Thoughts from a week in Burgundy, by Sam Clarke
WORRYING ABOUT THE HARVEST
The default position for a winemaker is to worry. Constantly aware that their lives are at the mercy of the weather, nothing is taken for granted, and many hours are spent monitoring weather forecasts with fingers crossed. There has been too much warmth and not enough rain, causing loss of sleep. The dry period of July continued into August and some vines are showing visible signs of water stress.
Temperatures hit 90 degrees and both Pinot Noir and Chardonnay are further forward than would have been expected a month ago (see right). The predicted harvest date has moved two weeks earlier with 4 to 6th September being most people's prediction.
Thankfully some rain has arrived which has restarted the maturation process and brought the vines to where the growers would like them to be at this stage: showing a perfect balance of sugar, acid and ripeness, i.e. total phenolic ripeness. Vines are fragile things at the best of times and Pinot Noir is one of the most precious of all. It does not like extremes so too dry can almost be as bad as too wet. With happier growers ready to pick, quiet optimistic whispers are beginning to emerge from the Côte d’Or!

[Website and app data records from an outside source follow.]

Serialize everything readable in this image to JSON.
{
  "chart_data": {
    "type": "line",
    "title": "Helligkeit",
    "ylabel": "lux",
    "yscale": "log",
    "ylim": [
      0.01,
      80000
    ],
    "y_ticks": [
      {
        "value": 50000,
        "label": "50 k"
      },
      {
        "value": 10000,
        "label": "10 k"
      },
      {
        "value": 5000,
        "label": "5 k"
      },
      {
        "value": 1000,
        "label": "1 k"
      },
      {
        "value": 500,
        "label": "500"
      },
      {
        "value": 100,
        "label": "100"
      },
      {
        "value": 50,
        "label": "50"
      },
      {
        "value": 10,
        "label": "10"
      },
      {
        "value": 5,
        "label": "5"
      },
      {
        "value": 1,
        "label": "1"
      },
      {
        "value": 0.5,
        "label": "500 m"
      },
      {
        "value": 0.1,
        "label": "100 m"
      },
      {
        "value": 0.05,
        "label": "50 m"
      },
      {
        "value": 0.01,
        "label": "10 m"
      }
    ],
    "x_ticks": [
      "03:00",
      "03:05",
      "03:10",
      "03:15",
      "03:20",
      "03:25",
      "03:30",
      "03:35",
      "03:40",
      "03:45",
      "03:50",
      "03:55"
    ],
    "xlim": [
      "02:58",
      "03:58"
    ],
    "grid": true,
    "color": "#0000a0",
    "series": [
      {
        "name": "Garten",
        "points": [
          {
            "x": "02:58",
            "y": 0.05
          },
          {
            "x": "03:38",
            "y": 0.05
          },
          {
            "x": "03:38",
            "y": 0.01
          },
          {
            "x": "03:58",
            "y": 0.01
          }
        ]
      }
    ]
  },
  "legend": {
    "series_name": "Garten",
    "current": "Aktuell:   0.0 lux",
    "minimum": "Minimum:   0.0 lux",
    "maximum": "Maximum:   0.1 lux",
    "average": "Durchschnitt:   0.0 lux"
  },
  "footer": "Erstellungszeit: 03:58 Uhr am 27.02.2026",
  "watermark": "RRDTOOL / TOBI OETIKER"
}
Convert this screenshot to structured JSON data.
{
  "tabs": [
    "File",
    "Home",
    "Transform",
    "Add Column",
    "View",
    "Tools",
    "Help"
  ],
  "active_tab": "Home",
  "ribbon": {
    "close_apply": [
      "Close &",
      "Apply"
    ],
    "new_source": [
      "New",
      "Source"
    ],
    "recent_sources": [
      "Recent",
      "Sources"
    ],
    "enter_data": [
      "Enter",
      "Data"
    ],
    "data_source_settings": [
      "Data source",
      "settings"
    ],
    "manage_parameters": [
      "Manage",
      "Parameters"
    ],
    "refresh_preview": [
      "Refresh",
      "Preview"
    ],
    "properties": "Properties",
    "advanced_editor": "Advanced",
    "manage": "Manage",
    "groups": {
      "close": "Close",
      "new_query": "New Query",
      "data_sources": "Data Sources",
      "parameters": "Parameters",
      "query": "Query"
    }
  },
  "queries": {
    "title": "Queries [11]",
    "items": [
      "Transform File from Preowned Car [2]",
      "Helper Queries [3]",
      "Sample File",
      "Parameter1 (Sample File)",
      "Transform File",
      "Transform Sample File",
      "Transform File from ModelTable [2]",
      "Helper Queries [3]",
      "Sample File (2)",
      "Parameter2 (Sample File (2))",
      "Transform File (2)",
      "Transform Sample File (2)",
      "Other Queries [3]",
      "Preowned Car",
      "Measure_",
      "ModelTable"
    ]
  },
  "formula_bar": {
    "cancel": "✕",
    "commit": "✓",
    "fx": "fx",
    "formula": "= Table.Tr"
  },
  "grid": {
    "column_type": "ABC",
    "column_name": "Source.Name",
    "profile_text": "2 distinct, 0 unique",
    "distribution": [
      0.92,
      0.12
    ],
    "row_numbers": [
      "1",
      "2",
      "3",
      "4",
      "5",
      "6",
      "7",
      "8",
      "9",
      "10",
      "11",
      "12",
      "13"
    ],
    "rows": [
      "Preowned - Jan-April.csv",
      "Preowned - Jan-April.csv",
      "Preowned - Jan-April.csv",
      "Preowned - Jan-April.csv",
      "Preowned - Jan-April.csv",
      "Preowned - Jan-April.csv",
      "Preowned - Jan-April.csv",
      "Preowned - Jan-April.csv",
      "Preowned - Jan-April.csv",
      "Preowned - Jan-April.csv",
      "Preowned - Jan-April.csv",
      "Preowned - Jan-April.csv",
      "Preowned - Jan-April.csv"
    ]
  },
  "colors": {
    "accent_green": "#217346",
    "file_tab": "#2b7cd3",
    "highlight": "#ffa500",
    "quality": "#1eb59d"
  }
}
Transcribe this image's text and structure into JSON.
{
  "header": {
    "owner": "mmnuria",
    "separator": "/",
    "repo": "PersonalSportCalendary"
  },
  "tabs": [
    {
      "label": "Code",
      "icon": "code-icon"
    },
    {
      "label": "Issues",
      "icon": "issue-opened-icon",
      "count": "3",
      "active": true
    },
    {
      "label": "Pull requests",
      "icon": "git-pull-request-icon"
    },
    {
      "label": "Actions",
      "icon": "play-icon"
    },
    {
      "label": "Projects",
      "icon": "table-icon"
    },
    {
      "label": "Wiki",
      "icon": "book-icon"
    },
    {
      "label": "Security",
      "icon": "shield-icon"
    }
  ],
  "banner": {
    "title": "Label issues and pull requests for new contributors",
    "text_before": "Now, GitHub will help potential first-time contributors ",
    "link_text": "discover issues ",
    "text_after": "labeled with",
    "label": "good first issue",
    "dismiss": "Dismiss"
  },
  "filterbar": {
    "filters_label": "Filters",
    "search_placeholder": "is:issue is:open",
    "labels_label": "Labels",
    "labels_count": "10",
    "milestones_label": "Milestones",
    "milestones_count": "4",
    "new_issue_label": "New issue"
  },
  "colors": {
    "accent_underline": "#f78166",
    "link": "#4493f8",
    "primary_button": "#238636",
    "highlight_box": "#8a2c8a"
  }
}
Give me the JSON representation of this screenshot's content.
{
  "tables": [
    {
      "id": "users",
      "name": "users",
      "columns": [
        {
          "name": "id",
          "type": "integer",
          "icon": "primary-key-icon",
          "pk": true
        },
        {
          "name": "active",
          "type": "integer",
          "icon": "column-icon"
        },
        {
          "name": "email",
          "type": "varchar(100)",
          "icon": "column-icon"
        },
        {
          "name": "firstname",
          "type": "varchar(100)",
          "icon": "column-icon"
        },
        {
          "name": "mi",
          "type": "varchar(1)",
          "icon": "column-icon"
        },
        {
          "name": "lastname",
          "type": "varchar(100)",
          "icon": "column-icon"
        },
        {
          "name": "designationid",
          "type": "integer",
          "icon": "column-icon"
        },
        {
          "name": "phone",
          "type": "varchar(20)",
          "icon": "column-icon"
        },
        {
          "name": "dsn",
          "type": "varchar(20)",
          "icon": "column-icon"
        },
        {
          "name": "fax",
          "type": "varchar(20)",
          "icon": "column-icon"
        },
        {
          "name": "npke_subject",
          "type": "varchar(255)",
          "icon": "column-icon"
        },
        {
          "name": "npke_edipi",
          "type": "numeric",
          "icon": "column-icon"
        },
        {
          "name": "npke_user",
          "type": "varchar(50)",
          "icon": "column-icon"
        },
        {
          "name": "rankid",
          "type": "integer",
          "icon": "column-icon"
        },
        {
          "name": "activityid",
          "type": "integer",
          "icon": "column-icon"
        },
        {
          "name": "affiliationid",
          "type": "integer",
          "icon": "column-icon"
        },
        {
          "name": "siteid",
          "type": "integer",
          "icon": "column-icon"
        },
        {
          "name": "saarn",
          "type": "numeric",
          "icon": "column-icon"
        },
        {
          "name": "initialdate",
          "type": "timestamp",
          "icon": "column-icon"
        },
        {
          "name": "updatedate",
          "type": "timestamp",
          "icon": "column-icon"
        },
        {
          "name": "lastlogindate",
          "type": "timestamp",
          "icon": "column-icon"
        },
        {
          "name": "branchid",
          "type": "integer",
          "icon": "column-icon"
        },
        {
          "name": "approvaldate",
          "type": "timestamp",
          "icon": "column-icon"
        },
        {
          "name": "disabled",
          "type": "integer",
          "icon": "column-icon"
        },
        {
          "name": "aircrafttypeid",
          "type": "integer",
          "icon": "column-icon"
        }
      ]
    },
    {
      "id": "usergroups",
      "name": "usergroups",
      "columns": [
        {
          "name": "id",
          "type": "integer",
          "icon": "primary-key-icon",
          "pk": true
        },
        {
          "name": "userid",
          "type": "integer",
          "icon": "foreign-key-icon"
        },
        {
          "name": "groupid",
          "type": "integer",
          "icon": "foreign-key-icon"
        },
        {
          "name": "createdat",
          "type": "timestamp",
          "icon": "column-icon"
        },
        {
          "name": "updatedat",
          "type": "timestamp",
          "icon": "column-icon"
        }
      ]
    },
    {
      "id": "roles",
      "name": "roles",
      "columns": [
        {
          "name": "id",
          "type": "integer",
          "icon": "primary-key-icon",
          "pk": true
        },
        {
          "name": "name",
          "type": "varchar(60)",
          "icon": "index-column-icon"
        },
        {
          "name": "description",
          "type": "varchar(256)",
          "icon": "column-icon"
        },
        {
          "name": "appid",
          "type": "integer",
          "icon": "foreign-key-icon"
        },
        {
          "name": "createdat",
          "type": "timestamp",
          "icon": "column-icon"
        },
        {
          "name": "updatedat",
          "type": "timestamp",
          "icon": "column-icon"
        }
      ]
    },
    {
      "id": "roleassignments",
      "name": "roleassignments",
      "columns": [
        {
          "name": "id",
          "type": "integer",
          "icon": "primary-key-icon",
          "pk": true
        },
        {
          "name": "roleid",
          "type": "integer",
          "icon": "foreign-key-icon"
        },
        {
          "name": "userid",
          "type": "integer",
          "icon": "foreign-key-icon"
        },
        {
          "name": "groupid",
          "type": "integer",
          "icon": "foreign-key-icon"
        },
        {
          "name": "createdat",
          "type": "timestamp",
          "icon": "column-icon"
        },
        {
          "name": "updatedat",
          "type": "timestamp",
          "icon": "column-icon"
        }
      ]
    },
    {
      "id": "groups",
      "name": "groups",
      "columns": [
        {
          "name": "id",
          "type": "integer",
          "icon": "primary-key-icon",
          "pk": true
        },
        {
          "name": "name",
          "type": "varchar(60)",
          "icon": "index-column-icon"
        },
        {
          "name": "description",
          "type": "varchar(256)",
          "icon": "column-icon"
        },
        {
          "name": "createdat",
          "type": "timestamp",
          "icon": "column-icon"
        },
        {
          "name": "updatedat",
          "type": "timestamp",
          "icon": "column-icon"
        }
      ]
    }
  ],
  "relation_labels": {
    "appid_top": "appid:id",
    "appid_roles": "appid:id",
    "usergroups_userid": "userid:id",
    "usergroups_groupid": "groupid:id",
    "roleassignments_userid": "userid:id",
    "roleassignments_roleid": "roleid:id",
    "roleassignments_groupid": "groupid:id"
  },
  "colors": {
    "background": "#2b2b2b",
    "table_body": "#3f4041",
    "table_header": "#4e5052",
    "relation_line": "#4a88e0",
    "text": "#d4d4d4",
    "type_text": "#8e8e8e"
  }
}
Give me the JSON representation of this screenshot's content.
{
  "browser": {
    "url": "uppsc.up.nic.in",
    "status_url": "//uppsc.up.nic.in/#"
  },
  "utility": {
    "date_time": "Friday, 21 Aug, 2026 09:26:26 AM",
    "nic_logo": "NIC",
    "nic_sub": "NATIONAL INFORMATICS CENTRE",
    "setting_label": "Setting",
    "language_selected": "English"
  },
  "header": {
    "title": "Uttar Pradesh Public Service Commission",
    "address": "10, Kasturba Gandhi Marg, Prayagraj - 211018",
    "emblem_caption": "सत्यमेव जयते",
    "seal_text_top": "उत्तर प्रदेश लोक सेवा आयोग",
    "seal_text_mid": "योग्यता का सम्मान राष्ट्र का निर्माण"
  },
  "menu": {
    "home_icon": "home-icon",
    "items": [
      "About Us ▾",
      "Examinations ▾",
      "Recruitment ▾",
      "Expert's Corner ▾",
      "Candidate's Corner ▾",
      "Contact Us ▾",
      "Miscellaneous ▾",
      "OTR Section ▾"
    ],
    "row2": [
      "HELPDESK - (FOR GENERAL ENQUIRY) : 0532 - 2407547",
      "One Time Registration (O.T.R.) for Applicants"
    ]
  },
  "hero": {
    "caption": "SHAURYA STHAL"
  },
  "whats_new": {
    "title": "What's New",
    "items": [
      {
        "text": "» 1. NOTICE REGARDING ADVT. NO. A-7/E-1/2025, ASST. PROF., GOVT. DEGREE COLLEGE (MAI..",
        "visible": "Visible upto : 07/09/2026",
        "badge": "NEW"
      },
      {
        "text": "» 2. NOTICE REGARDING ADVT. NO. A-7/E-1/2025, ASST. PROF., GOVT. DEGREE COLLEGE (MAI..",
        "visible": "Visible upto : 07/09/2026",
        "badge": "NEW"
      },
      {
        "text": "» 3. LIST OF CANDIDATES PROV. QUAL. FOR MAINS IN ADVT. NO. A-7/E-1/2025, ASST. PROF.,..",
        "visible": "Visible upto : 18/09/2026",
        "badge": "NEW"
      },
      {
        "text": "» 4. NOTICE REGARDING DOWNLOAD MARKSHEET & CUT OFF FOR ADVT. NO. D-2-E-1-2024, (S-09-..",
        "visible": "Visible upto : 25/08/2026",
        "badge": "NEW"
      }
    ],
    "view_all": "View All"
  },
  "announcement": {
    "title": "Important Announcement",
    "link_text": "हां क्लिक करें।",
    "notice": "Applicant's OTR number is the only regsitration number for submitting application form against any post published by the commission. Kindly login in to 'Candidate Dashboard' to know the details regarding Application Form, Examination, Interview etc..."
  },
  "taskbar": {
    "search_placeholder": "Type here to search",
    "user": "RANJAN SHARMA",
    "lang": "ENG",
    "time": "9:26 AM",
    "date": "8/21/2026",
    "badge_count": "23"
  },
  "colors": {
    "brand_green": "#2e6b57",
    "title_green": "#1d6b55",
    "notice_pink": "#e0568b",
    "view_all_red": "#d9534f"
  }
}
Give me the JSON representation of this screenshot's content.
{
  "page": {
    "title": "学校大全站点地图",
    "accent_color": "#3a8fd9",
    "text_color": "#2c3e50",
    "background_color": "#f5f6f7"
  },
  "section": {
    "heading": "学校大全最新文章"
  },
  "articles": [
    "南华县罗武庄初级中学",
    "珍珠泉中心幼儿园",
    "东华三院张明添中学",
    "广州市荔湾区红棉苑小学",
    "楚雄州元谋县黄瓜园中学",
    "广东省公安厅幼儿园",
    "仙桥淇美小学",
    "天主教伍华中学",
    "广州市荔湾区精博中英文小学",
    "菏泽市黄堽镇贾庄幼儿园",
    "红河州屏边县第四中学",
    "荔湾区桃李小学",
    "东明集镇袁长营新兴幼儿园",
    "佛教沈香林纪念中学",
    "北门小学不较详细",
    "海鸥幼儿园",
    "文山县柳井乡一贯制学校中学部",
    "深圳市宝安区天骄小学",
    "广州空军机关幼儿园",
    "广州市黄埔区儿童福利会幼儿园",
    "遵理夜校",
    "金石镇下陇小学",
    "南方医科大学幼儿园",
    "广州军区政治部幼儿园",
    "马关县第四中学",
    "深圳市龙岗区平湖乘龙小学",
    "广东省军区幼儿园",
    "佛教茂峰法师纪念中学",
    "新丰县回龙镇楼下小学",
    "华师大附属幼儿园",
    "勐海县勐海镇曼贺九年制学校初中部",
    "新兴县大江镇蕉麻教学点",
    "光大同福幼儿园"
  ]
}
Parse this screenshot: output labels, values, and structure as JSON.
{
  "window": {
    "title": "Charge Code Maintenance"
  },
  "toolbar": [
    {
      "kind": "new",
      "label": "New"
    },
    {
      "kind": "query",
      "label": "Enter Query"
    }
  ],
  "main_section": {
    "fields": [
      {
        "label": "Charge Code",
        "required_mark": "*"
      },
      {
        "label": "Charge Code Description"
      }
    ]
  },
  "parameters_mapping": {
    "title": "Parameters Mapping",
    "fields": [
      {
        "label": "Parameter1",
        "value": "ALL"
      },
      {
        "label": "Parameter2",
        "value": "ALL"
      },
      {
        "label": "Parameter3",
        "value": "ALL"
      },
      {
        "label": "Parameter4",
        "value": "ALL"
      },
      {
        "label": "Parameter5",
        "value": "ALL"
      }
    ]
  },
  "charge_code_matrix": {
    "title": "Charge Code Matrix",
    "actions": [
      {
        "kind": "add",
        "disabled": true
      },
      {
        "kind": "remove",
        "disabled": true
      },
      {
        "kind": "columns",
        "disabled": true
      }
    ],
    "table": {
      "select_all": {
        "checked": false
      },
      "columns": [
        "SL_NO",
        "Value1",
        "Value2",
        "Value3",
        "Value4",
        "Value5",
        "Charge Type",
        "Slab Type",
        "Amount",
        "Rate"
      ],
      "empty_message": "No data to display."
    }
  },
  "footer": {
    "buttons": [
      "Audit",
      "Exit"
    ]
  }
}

Despite the water stress in some cases the vines are in a healthy state as illustrated by the leaves below.
And finally a photo of one of the most beautiful Cabottes that I have come across. These are ancient cabins that in an era before cars, offered a place of shelter for the vigneron in the event of a storm. When the vineyards were planted, the land was cleared of rocks and stones and these were brought to the top of the hill to form the cabotte. This one sits at the top of the Dessus les Gollardes vineyard in Savigny-les-Beaune and is entirely of dry stone wall construction, moving from a height of around five foot six at the entrance to over six foot at the centre.
Aside from the weather, Cyprien Arlaud is worrying about the implications of the success of Burgundy over the past ten years. Blessed with a run of great vintages and the quality of wine making practices, Burgundy has received more praise and attention than it is used to. Prices of certain domaines have moved drastically, and prices and availability of land continue in one direction. It was noted earlier in the year that Charles van Canneyt (Hudelot-Noellat) could make more money from his Richebourg and Romanée-St-Vivant if he were to do away with the bother of winemaking, and just sell off the juice to the various negociants looking to buy quality grapes from the prestigious Grand Crus. Thankfully he chooses not to!
This is very much at the core of Cyprien's preoccupations as this climate makes it all too easy to sell wine at high prices, purely on the name of the vineyard, and not on the quality of the wine. This could result in those new to Burgundy, the very people that need to be inspired, parting with large amounts of money for under performing bottles and a return to the cliché of Burgundy from a generation ago.
The answer? The continued focus on the domaine, over the vineyard. Buy Bourgogne Pinot from a good producer ahead of say Gevrey-Chambertin from the unknown; even if the Bourgogne costs more. For example, Bourgogne Rouge and Bourgogne Blanc cost £80 to £100 a bottle from Coche-Dury.
Cyprien acknowledges the responsibility to continue to show his wines whenever possible, and to preach the doctrine that not all Morey-St-Denis' are the same. Bordeaux has shown that once the market has a perception about an area, it takes a long time to shift that idea. Top producers are arguably making the finest wines ever to have been produced in Burgundy but it is still very possible to buy expensive, unexciting wine.
The 2014s are something that the Burgundians are certainly not worried about. They are now safely in barrel and for both red and white there is a universal consensus that the quality is very high, with some suggesting that it is the best vintage since 2005. We will make judgements about this from October onwards when we will be making a series of visits before the offering in January.